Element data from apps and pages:
━━━━━━━━━━

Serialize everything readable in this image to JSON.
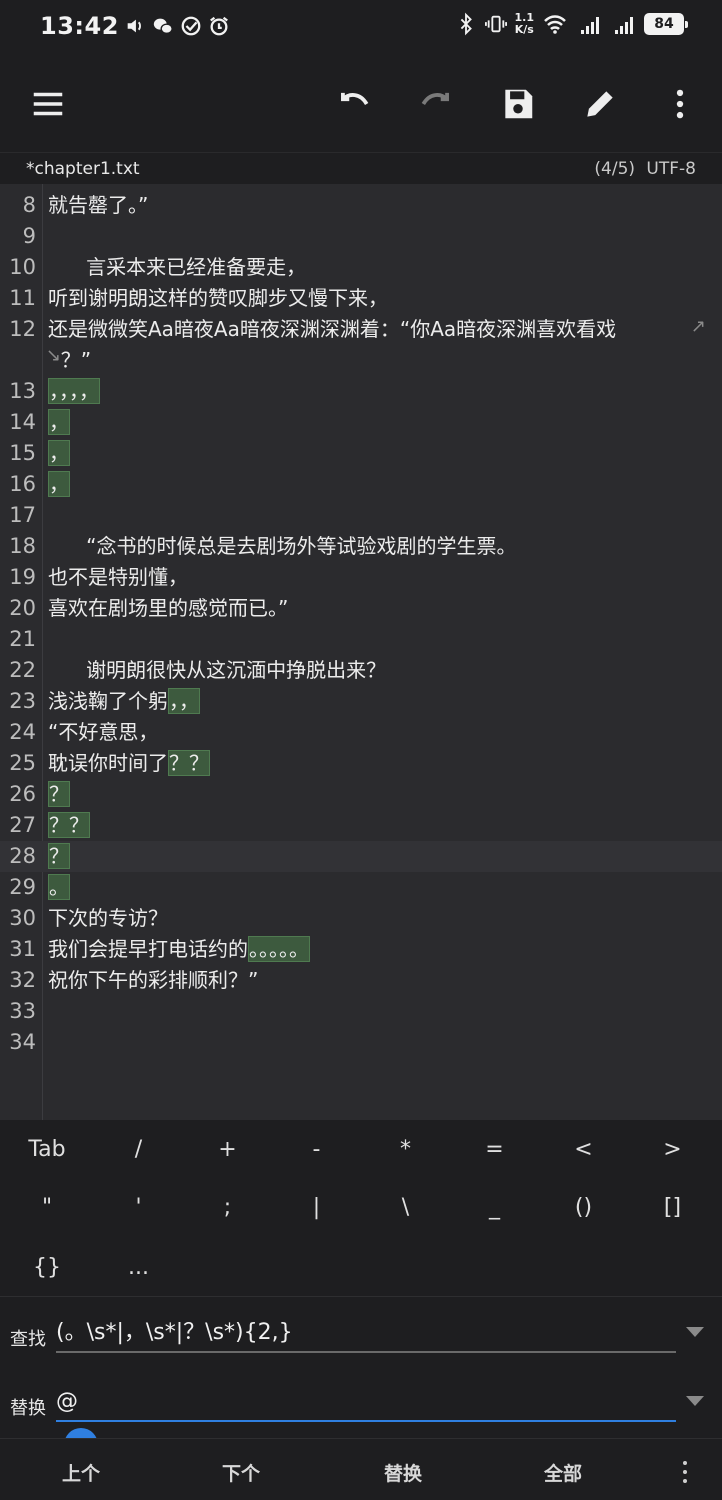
{
  "status_bar": {
    "time": "13:42",
    "net_speed_top": "1.1",
    "net_speed_bottom": "K/s",
    "battery": "84"
  },
  "toolbar": {
    "icons": [
      "menu-icon",
      "undo-icon",
      "redo-icon",
      "save-icon",
      "edit-icon",
      "more-vert-icon"
    ]
  },
  "file": {
    "name": "*chapter1.txt",
    "info": "(4/5) UTF-8"
  },
  "editor": {
    "lines": [
      {
        "n": "8",
        "parts": [
          {
            "t": "就告罄了。”",
            "hl": false
          }
        ]
      },
      {
        "n": "9",
        "parts": []
      },
      {
        "n": "10",
        "parts": [
          {
            "t": "      言采本来已经准备要走，",
            "hl": false
          }
        ]
      },
      {
        "n": "11",
        "parts": [
          {
            "t": "听到谢明朗这样的赞叹脚步又慢下来，",
            "hl": false
          }
        ]
      },
      {
        "n": "12",
        "parts": [
          {
            "t": "还是微微笑Aa暗夜Aa暗夜深渊深渊着：“你Aa暗夜深渊喜欢看戏",
            "hl": false
          }
        ]
      },
      {
        "n": "",
        "parts": [
          {
            "t": "  ？”",
            "hl": false
          }
        ]
      },
      {
        "n": "13",
        "parts": [
          {
            "t": "，，，，",
            "hl": true
          }
        ]
      },
      {
        "n": "14",
        "parts": [
          {
            "t": "，",
            "hl": true
          }
        ]
      },
      {
        "n": "15",
        "parts": [
          {
            "t": "，",
            "hl": true
          }
        ]
      },
      {
        "n": "16",
        "parts": [
          {
            "t": "，",
            "hl": true
          }
        ]
      },
      {
        "n": "17",
        "parts": []
      },
      {
        "n": "18",
        "parts": [
          {
            "t": "      “念书的时候总是去剧场外等试验戏剧的学生票。",
            "hl": false
          }
        ]
      },
      {
        "n": "19",
        "parts": [
          {
            "t": "也不是特别懂，",
            "hl": false
          }
        ]
      },
      {
        "n": "20",
        "parts": [
          {
            "t": "喜欢在剧场里的感觉而已。”",
            "hl": false
          }
        ]
      },
      {
        "n": "21",
        "parts": []
      },
      {
        "n": "22",
        "parts": [
          {
            "t": "      谢明朗很快从这沉湎中挣脱出来？",
            "hl": false
          }
        ]
      },
      {
        "n": "23",
        "parts": [
          {
            "t": "浅浅鞠了个躬",
            "hl": false
          },
          {
            "t": "，，",
            "hl": true
          }
        ]
      },
      {
        "n": "24",
        "parts": [
          {
            "t": "“不好意思，",
            "hl": false
          }
        ]
      },
      {
        "n": "25",
        "parts": [
          {
            "t": "耽误你时间了",
            "hl": false
          },
          {
            "t": "？？",
            "hl": true
          }
        ]
      },
      {
        "n": "26",
        "parts": [
          {
            "t": "？",
            "hl": true
          }
        ]
      },
      {
        "n": "27",
        "parts": [
          {
            "t": "？？",
            "hl": true
          }
        ]
      },
      {
        "n": "28",
        "parts": [
          {
            "t": "？",
            "hl": true
          }
        ]
      },
      {
        "n": "29",
        "parts": [
          {
            "t": "。",
            "hl": true
          }
        ]
      },
      {
        "n": "30",
        "parts": [
          {
            "t": "下次的专访？",
            "hl": false
          }
        ]
      },
      {
        "n": "31",
        "parts": [
          {
            "t": "我们会提早打电话约的",
            "hl": false
          },
          {
            "t": "。。。。。",
            "hl": true
          }
        ]
      },
      {
        "n": "32",
        "parts": [
          {
            "t": "祝你下午的彩排顺利？”",
            "hl": false
          }
        ]
      },
      {
        "n": "33",
        "parts": []
      },
      {
        "n": "34",
        "parts": []
      }
    ]
  },
  "symbols": {
    "row1": [
      "Tab",
      "/",
      "+",
      "-",
      "*",
      "=",
      "<",
      ">"
    ],
    "row2": [
      "\"",
      "'",
      ";",
      "|",
      "\\",
      "_",
      "()",
      "[]"
    ],
    "row3": [
      "{}",
      "..."
    ]
  },
  "find": {
    "label": "查找",
    "value": "(。\\s*|，\\s*|？\\s*){2,}"
  },
  "replace": {
    "label": "替换",
    "value": "@"
  },
  "actions": {
    "prev": "上个",
    "next": "下个",
    "replace": "替换",
    "all": "全部"
  }
}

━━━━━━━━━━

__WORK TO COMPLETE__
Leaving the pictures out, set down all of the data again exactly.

__FINISHED TASK__
Serialize everything readable in this image to JSON.
{
  "status_bar": {
    "time": "13:42",
    "net_speed_top": "1.1",
    "net_speed_bottom": "K/s",
    "battery": "84"
  },
  "toolbar": {
    "icons": [
      "menu-icon",
      "undo-icon",
      "redo-icon",
      "save-icon",
      "edit-icon",
      "more-vert-icon"
    ]
  },
  "file": {
    "name": "*chapter1.txt",
    "info": "(4/5) UTF-8"
  },
  "editor": {
    "lines": [
      {
        "n": "8",
        "parts": [
          {
            "t": "就告罄了。”",
            "hl": false
          }
        ]
      },
      {
        "n": "9",
        "parts": []
      },
      {
        "n": "10",
        "parts": [
          {
            "t": "      言采本来已经准备要走，",
            "hl": false
          }
        ]
      },
      {
        "n": "11",
        "parts": [
          {
            "t": "听到谢明朗这样的赞叹脚步又慢下来，",
            "hl": false
          }
        ]
      },
      {
        "n": "12",
        "parts": [
          {
            "t": "还是微微笑Aa暗夜Aa暗夜深渊深渊着：“你Aa暗夜深渊喜欢看戏",
            "hl": false
          }
        ]
      },
      {
        "n": "",
        "parts": [
          {
            "t": "  ？”",
            "hl": false
          }
        ]
      },
      {
        "n": "13",
        "parts": [
          {
            "t": "，，，，",
            "hl": true
          }
        ]
      },
      {
        "n": "14",
        "parts": [
          {
            "t": "，",
            "hl": true
          }
        ]
      },
      {
        "n": "15",
        "parts": [
          {
            "t": "，",
            "hl": true
          }
        ]
      },
      {
        "n": "16",
        "parts": [
          {
            "t": "，",
            "hl": true
          }
        ]
      },
      {
        "n": "17",
        "parts": []
      },
      {
        "n": "18",
        "parts": [
          {
            "t": "      “念书的时候总是去剧场外等试验戏剧的学生票。",
            "hl": false
          }
        ]
      },
      {
        "n": "19",
        "parts": [
          {
            "t": "也不是特别懂，",
            "hl": false
          }
        ]
      },
      {
        "n": "20",
        "parts": [
          {
            "t": "喜欢在剧场里的感觉而已。”",
            "hl": false
          }
        ]
      },
      {
        "n": "21",
        "parts": []
      },
      {
        "n": "22",
        "parts": [
          {
            "t": "      谢明朗很快从这沉湎中挣脱出来？",
            "hl": false
          }
        ]
      },
      {
        "n": "23",
        "parts": [
          {
            "t": "浅浅鞠了个躬",
            "hl": false
          },
          {
            "t": "，，",
            "hl": true
          }
        ]
      },
      {
        "n": "24",
        "parts": [
          {
            "t": "“不好意思，",
            "hl": false
          }
        ]
      },
      {
        "n": "25",
        "parts": [
          {
            "t": "耽误你时间了",
            "hl": false
          },
          {
            "t": "？？",
            "hl": true
          }
        ]
      },
      {
        "n": "26",
        "parts": [
          {
            "t": "？",
            "hl": true
          }
        ]
      },
      {
        "n": "27",
        "parts": [
          {
            "t": "？？",
            "hl": true
          }
        ]
      },
      {
        "n": "28",
        "parts": [
          {
            "t": "？",
            "hl": true
          }
        ]
      },
      {
        "n": "29",
        "parts": [
          {
            "t": "。",
            "hl": true
          }
        ]
      },
      {
        "n": "30",
        "parts": [
          {
            "t": "下次的专访？",
            "hl": false
          }
        ]
      },
      {
        "n": "31",
        "parts": [
          {
            "t": "我们会提早打电话约的",
            "hl": false
          },
          {
            "t": "。。。。。",
            "hl": true
          }
        ]
      },
      {
        "n": "32",
        "parts": [
          {
            "t": "祝你下午的彩排顺利？”",
            "hl": false
          }
        ]
      },
      {
        "n": "33",
        "parts": []
      },
      {
        "n": "34",
        "parts": []
      }
    ]
  },
  "symbols": {
    "row1": [
      "Tab",
      "/",
      "+",
      "-",
      "*",
      "=",
      "<",
      ">"
    ],
    "row2": [
      "\"",
      "'",
      ";",
      "|",
      "\\",
      "_",
      "()",
      "[]"
    ],
    "row3": [
      "{}",
      "..."
    ]
  },
  "find": {
    "label": "查找",
    "value": "(。\\s*|，\\s*|？\\s*){2,}"
  },
  "replace": {
    "label": "替换",
    "value": "@"
  },
  "actions": {
    "prev": "上个",
    "next": "下个",
    "replace": "替换",
    "all": "全部"
  }
}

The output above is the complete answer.